Activity>
Scan the data, and whenever a line contains "Comments", copy it.

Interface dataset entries
○ ○ ○
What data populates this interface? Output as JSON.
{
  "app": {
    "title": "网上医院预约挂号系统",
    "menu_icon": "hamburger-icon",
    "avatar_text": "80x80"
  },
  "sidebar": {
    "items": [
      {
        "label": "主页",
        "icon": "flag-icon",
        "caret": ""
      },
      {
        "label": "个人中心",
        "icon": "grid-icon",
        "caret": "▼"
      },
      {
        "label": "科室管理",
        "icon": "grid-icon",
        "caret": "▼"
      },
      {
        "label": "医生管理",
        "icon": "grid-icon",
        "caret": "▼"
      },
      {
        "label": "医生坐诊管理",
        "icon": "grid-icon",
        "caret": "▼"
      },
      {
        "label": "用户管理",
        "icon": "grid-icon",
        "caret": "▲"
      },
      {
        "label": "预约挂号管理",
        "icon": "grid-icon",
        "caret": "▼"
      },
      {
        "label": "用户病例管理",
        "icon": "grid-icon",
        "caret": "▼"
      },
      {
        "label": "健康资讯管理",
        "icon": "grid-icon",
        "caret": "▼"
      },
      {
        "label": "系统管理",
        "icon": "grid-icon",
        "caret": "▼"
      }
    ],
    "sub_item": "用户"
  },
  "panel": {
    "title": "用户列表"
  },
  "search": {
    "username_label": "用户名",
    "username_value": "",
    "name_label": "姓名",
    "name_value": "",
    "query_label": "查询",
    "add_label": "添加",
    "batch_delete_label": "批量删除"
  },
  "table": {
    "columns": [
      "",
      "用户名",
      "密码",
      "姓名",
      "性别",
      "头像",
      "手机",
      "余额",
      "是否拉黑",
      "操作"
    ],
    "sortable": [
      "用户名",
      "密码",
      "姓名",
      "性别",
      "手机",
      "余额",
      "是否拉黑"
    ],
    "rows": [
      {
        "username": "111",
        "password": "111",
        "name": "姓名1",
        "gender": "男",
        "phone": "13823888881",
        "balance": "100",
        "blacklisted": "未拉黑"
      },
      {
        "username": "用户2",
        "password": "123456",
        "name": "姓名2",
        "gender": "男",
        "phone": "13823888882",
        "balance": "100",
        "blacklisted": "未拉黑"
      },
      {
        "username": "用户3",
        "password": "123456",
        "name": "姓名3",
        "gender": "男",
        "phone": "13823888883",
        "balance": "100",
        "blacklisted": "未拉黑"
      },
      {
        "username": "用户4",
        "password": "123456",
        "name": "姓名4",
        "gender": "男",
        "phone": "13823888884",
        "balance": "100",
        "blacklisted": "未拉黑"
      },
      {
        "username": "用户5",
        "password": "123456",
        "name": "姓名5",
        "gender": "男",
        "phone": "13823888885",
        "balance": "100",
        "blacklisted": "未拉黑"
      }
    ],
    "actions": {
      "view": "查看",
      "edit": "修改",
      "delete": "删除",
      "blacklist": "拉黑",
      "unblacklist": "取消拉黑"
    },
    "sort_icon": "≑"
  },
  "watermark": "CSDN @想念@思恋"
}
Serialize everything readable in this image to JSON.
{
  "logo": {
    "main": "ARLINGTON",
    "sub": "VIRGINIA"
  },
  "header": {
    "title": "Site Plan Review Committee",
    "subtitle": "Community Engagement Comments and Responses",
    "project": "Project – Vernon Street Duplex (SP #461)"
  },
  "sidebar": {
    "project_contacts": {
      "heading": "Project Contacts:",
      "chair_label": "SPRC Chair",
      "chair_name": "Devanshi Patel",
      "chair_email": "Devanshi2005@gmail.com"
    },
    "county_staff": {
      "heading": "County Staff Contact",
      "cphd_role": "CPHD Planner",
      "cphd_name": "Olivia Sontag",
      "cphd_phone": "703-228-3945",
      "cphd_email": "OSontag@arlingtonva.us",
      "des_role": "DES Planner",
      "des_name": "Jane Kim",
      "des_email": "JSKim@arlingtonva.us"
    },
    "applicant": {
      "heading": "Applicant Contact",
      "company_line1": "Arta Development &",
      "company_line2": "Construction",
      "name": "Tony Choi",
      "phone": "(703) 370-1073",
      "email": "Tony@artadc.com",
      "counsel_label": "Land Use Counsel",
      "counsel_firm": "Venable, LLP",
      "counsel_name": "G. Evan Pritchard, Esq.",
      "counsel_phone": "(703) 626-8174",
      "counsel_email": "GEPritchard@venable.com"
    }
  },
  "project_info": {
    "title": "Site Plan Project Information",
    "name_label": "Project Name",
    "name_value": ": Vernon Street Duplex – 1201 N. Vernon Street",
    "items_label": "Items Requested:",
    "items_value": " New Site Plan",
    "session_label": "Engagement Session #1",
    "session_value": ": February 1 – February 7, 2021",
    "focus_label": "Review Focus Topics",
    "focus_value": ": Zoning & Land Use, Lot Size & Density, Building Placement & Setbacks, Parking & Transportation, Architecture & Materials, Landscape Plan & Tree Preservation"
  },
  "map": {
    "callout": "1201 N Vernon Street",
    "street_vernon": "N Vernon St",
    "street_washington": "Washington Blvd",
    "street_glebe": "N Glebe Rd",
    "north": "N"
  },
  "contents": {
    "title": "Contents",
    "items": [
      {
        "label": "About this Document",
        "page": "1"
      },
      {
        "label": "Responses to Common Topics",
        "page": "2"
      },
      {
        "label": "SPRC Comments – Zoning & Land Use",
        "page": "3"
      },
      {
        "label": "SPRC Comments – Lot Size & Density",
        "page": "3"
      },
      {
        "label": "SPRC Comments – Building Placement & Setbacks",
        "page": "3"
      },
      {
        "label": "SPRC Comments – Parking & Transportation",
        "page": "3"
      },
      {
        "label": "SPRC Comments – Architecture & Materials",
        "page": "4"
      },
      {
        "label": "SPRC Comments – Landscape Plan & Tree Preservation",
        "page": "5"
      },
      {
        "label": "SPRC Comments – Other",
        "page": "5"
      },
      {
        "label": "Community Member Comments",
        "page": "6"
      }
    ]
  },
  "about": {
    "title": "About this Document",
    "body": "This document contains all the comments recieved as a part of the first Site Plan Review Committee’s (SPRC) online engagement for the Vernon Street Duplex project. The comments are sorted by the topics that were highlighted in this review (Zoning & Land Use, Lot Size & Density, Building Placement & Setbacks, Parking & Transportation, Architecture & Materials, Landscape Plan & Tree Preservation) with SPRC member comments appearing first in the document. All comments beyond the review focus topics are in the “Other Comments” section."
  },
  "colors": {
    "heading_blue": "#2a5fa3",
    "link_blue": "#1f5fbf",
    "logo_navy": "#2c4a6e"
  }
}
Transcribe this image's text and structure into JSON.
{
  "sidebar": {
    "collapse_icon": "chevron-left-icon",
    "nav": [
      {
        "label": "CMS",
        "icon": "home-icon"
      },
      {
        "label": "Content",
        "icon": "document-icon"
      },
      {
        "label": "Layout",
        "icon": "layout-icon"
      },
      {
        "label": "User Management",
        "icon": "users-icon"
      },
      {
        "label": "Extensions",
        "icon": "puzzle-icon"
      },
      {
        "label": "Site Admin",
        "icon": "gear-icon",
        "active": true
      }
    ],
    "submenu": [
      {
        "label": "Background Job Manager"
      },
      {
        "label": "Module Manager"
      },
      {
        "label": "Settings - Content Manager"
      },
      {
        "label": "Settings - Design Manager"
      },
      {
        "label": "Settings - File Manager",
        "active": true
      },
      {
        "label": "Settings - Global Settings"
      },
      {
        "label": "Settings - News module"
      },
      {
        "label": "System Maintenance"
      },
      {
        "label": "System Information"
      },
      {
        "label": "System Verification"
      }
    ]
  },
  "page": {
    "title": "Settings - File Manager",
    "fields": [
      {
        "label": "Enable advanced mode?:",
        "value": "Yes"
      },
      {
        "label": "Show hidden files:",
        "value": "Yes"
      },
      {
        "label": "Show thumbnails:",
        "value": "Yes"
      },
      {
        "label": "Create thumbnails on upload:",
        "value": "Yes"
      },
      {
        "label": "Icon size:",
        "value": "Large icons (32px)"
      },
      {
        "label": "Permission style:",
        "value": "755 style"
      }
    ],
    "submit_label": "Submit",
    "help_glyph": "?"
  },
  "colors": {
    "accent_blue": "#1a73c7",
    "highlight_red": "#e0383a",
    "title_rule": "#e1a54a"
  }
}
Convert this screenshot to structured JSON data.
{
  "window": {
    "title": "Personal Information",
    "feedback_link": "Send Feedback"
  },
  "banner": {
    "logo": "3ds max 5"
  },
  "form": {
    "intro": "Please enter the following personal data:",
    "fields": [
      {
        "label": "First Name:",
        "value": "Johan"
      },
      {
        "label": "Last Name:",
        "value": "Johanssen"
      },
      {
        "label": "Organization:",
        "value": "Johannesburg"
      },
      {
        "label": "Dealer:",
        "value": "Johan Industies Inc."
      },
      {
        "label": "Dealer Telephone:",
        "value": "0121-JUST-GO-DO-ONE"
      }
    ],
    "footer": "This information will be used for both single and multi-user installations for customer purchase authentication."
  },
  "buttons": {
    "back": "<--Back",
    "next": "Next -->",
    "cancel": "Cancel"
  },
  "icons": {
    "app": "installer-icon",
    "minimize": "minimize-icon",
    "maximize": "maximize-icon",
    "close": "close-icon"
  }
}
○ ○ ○
Solution for this problem>
    "subtitle": "Community Engagement Comments and Responses",
        "label": "SPRC Comments – Zoning & Land Use",
        "label": "SPRC Comments – Lot Size & Density",
        "label": "SPRC Comments – Building Placement & Setbacks",
        "label": "SPRC Comments – Parking & Transportation",
        "label": "SPRC Comments – Architecture & Materials",
        "label": "SPRC Comments – Landscape Plan & Tree Preservation",
        "label": "SPRC Comments – Other",
        "label": "Community Member Comments",
    "body": "This document contains all the comments recieved as a part of the first Site Plan Review Committee’s (SPRC) online engagement for the Vernon Street Duplex project. The comments are sorted by the topics that were highlighted in this review (Zoning & Land Use, Lot Size & Density, Building Placement & Setbacks, Parking & Transportation, Architecture & Materials, Landscape Plan & Tree Preservation) with SPRC member comments appearing first in the document. All comments beyond the review focus topics are in the “Other Comments” section."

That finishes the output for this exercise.